─── Provided data ───

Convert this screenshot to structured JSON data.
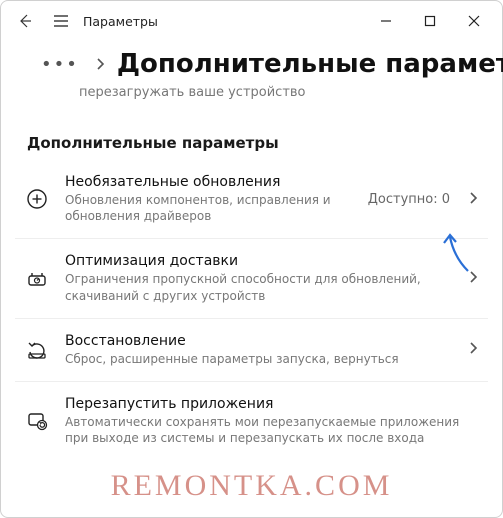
{
  "titlebar": {
    "app_title": "Параметры"
  },
  "header": {
    "page_title": "Дополнительные параметры",
    "subtitle": "перезагружать ваше устройство"
  },
  "section": {
    "heading": "Дополнительные параметры"
  },
  "items": [
    {
      "title": "Необязательные обновления",
      "desc": "Обновления компонентов, исправления и обновления драйверов",
      "status": "Доступно: 0"
    },
    {
      "title": "Оптимизация доставки",
      "desc": "Ограничения пропускной способности для обновлений, скачиваний с других устройств",
      "status": ""
    },
    {
      "title": "Восстановление",
      "desc": "Сброс, расширенные параметры запуска, вернуться",
      "status": ""
    },
    {
      "title": "Перезапустить приложения",
      "desc": "Автоматически сохранять мои перезапускаемые приложения при выходе из системы и перезапускать их после входа",
      "status": ""
    }
  ],
  "watermark": "REMONTKA.COM"
}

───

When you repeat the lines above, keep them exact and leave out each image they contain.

Convert this screenshot to structured JSON data.
{
  "titlebar": {
    "app_title": "Параметры"
  },
  "header": {
    "page_title": "Дополнительные параметры",
    "subtitle": "перезагружать ваше устройство"
  },
  "section": {
    "heading": "Дополнительные параметры"
  },
  "items": [
    {
      "title": "Необязательные обновления",
      "desc": "Обновления компонентов, исправления и обновления драйверов",
      "status": "Доступно: 0"
    },
    {
      "title": "Оптимизация доставки",
      "desc": "Ограничения пропускной способности для обновлений, скачиваний с других устройств",
      "status": ""
    },
    {
      "title": "Восстановление",
      "desc": "Сброс, расширенные параметры запуска, вернуться",
      "status": ""
    },
    {
      "title": "Перезапустить приложения",
      "desc": "Автоматически сохранять мои перезапускаемые приложения при выходе из системы и перезапускать их после входа",
      "status": ""
    }
  ],
  "watermark": "REMONTKA.COM"
}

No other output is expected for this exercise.